       As a special case for the date-type fields, you may specify a format
       for the date by adding : followed by date format name (see the values
       the --date option to git-rev-list(1) takes).

       Some atoms like %(align) and %(if) always require a matching %(end). We
       call them "opening atoms" and sometimes denote them as %($open).

       When a scripting language specific quoting is in effect, everything
       between a top-level opening atom and its matching %(end) is evaluated
       according to the semantics of the opening atom and only its result from
       the top-level is quoted.

EXAMPLES
       An example directly producing formatted text. Show the most recent 3
       tagged commits:

	   #!/bin/sh

	   git for-each-ref --count=3 --sort='-*authordate' \
	   --format='From: %(*authorname) %(*authoremail)
	   Subject: %(*subject)
	   Date: %(*authordate)
	   Ref: %(*refname)

	   %(*body)
	   ' 'refs/tags'


       A simple example showing the use of shell eval on the output,
       demonstrating the use of --shell. List the prefixes of all heads:

	   #!/bin/sh

	   git for-each-ref --shell --format="ref=%(refname)" refs/heads | \
	   while read entry
	   do
		   eval "$entry"
		   echo `dirname $ref`
	   done
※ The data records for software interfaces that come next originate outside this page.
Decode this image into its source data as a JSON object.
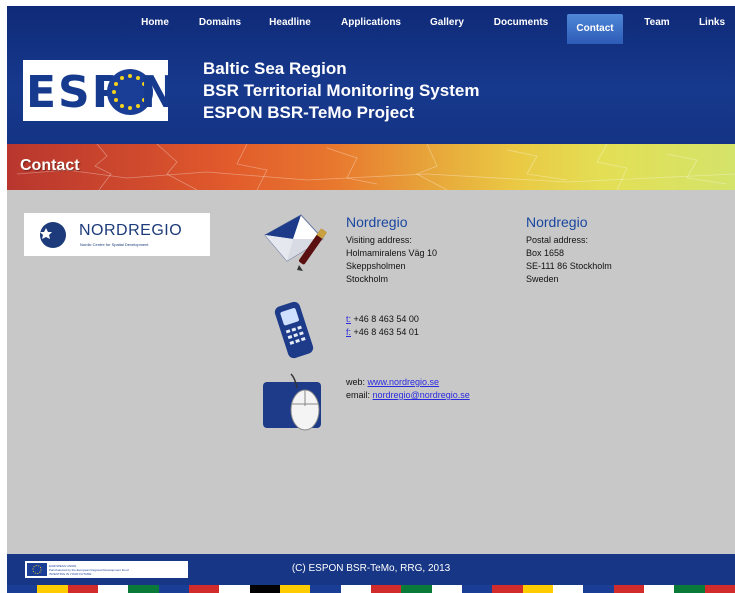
{
  "nav": [
    {
      "label": "Home"
    },
    {
      "label": "Domains"
    },
    {
      "label": "Headline"
    },
    {
      "label": "Applications"
    },
    {
      "label": "Gallery"
    },
    {
      "label": "Documents"
    },
    {
      "label": "Contact",
      "active": true
    },
    {
      "label": "Team"
    },
    {
      "label": "Links"
    }
  ],
  "header": {
    "logo_left": "ESP",
    "logo_right": "N",
    "title_lines": [
      "Baltic Sea Region",
      "BSR Territorial Monitoring System",
      "ESPON BSR-TeMo Project"
    ]
  },
  "banner": {
    "title": "Contact"
  },
  "partner_logo": {
    "name": "NORDREGIO",
    "subtitle": "Nordic Centre for Spatial Development"
  },
  "visiting": {
    "heading": "Nordregio",
    "lines": [
      "Visiting address:",
      "Holmamiralens Väg 10",
      "Skeppsholmen",
      "Stockholm"
    ]
  },
  "postal": {
    "heading": "Nordregio",
    "lines": [
      "Postal address:",
      "Box 1658",
      "SE-111 86 Stockholm",
      "Sweden"
    ]
  },
  "phone": {
    "tel_prefix": "t:",
    "tel": "+46 8 463 54 00",
    "fax_prefix": "f:",
    "fax": "+46 8 463 54 01"
  },
  "web": {
    "web_label": "web:",
    "web_link": "www.nordregio.se",
    "email_label": "email:",
    "email_link": "nordregio@nordregio.se"
  },
  "footer": {
    "eu_lines": [
      "EUROPEAN UNION",
      "Part-financed by the European Regional Development Fund",
      "INVESTING IN YOUR FUTURE"
    ],
    "copyright": "(C) ESPON BSR-TeMo, RRG, 2013"
  },
  "colors": {
    "header_bg": "#17398d",
    "page_bg": "#c8c8c8",
    "heading_blue": "#1a46a0",
    "link_blue": "#2a2ae0"
  },
  "icons": {
    "contact_mail": "envelope-pen-icon",
    "contact_phone": "mobile-phone-icon",
    "contact_web": "computer-mouse-icon",
    "eu_logo": "eu-flag-icon",
    "nordregio_mark": "globe-star-icon"
  }
}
       A bit more elaborate report on tags, demonstrating that the format may
       be an entire script:

	   #!/bin/sh

	   fmt='
		   r=%(refname)
		   t=%(*objecttype)
		   T=${r#refs/tags/}

		   o=%(*objectname)
		   n=%(*authorname)
		   e=%(*authoremail)
		   s=%(*subject)
		   d=%(*authordate)
		   b=%(*body)

		   kind=Tag
		   if test "z$t" = z
		   then
			   # could be a lightweight tag
			   t=%(objecttype)
			   kind="Lightweight tag"
			   o=%(objectname)
			   n=%(authorname)
			   e=%(authoremail)
			   s=%(subject)
			   d=%(authordate)
			   b=%(body)
		   fi
		   echo "$kind $T points at a $t object $o"
		   if test "z$t" = zcommit
		   then
			   echo "The commit was authored by $n $e
	   at $d, and titled

	       $s

	   Its message reads as:
	   "
			   echo "$b" | sed -e "s/^/    /"
			   echo
		   fi
	   '

	   eval=`git for-each-ref --shell --format="$fmt" \
		   --sort='*objecttype' \
		   --sort=-taggerdate \
		   refs/tags`
	   eval "$eval"


       An example to show the usage of %(if)...%(then)...%(else)...%(end).
       This prefixes the current branch with a star.

	   git for-each-ref --format="%(if)%(HEAD)%(then)* %(else)  %(end)%(refname:short)" refs/heads/


       An example to show the usage of %(if)...%(then)...%(end). This prints
       the authorname, if present.

	   git for-each-ref --format="%(refname)%(if)%(authorname)%(then) Authored by: %(authorname)%(end)"


SEE ALSO
       git-show-ref(1)

GIT
       Part of the git(1) suite



Git 2.13.6			  02/06/2018		   GIT-FOR-EACH-REF(1)